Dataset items
========================================
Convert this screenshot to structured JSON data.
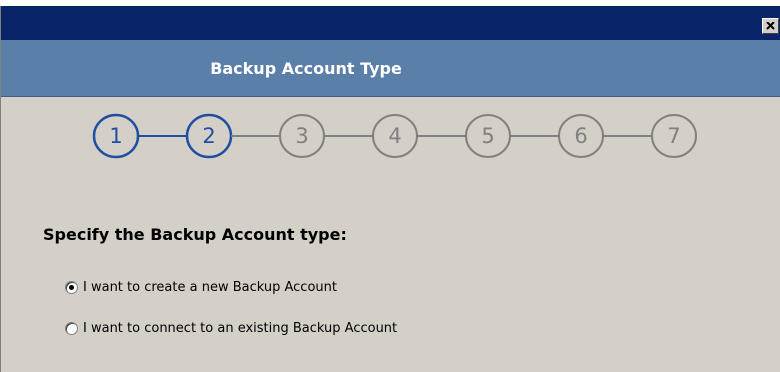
{
  "window": {
    "close_glyph": "close-icon"
  },
  "header": {
    "title": "Backup Account Type"
  },
  "steps": {
    "items": [
      "1",
      "2",
      "3",
      "4",
      "5",
      "6",
      "7"
    ],
    "active_count": 2,
    "active_color": "#1f4fa3",
    "inactive_color": "#808080"
  },
  "content": {
    "heading": "Specify the Backup Account type:",
    "options": [
      {
        "label": "I want to create a new Backup Account",
        "selected": true
      },
      {
        "label": "I want to connect to an existing Backup Account",
        "selected": false
      }
    ]
  },
  "colors": {
    "title_bar": "#0a246a",
    "header_band": "#5a7fa9",
    "dialog_background": "#d4d0c8"
  }
}
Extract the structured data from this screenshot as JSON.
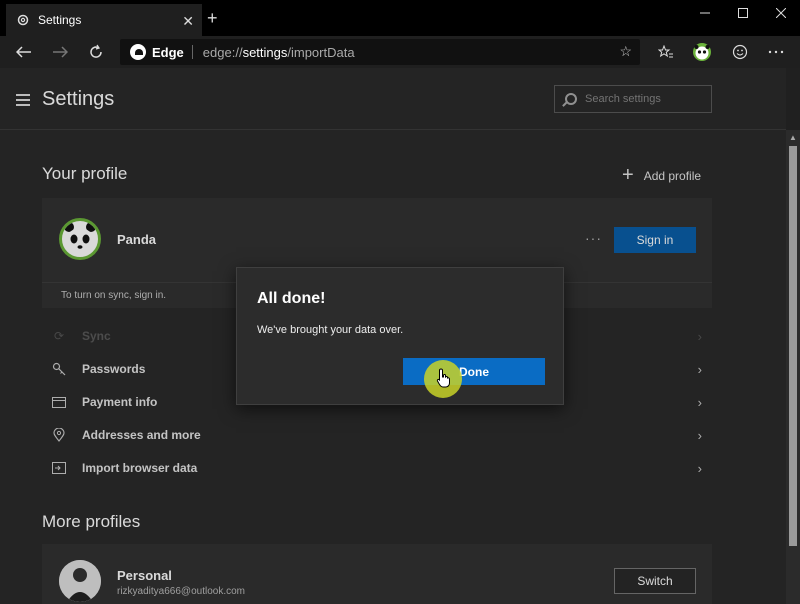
{
  "browser": {
    "tab_title": "Settings",
    "tab_close": "✕",
    "new_tab": "+",
    "brand": "Edge",
    "url_prefix": "edge://",
    "url_bold": "settings",
    "url_suffix": "/importData"
  },
  "header": {
    "title": "Settings",
    "search_placeholder": "Search settings"
  },
  "profile": {
    "section_title": "Your profile",
    "add_profile_label": "Add profile",
    "name": "Panda",
    "more_dots": "···",
    "signin_label": "Sign in",
    "sync_hint": "To turn on sync, sign in."
  },
  "settings_rows": [
    {
      "label": "Sync",
      "icon": "sync-icon"
    },
    {
      "label": "Passwords",
      "icon": "key-icon"
    },
    {
      "label": "Payment info",
      "icon": "card-icon"
    },
    {
      "label": "Addresses and more",
      "icon": "location-icon"
    },
    {
      "label": "Import browser data",
      "icon": "import-icon"
    }
  ],
  "more_profiles": {
    "section_title": "More profiles",
    "name": "Personal",
    "email": "rizkyaditya666@outlook.com",
    "switch_label": "Switch"
  },
  "dialog": {
    "title": "All done!",
    "message": "We've brought your data over.",
    "done_label": "Done"
  },
  "colors": {
    "accent": "#0a6cc4",
    "panda_ring": "#6bb33b",
    "cursor_highlight": "#c8d228"
  }
}
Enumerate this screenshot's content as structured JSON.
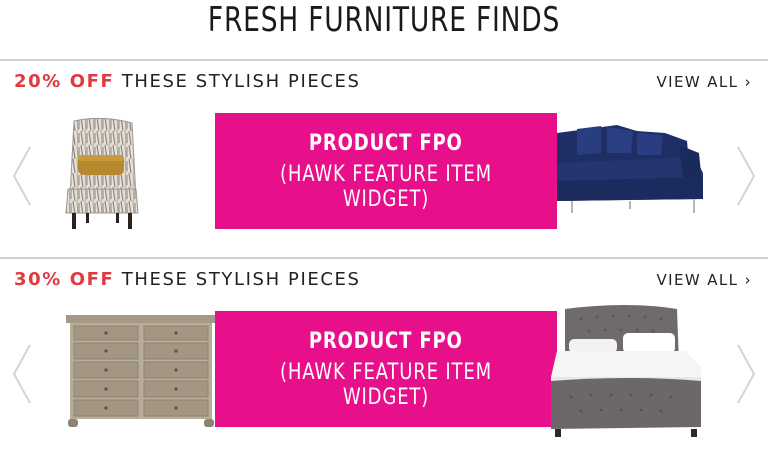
{
  "page": {
    "title": "FRESH FURNITURE FINDS"
  },
  "sections": [
    {
      "discount": "20% OFF",
      "heading": "THESE STYLISH PIECES",
      "view_all": "VIEW ALL",
      "promo_line1": "PRODUCT FPO",
      "promo_line2": "(HAWK FEATURE ITEM WIDGET)",
      "left_product": "accent-chair-image",
      "right_product": "blue-sectional-sofa-image"
    },
    {
      "discount": "30% OFF",
      "heading": "THESE STYLISH PIECES",
      "view_all": "VIEW ALL",
      "promo_line1": "PRODUCT FPO",
      "promo_line2": "(HAWK FEATURE ITEM WIDGET)",
      "left_product": "wood-dresser-image",
      "right_product": "tufted-grey-bed-image"
    }
  ],
  "colors": {
    "accent_red": "#e0393e",
    "promo_magenta": "#e8108a",
    "divider": "#cfcfcf",
    "arrow": "#d4d4d4"
  },
  "icons": {
    "prev": "chevron-left-icon",
    "next": "chevron-right-icon",
    "view_all_arrow": "chevron-right-icon"
  }
}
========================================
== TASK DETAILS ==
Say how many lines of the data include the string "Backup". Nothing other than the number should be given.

== ANSWER ==
4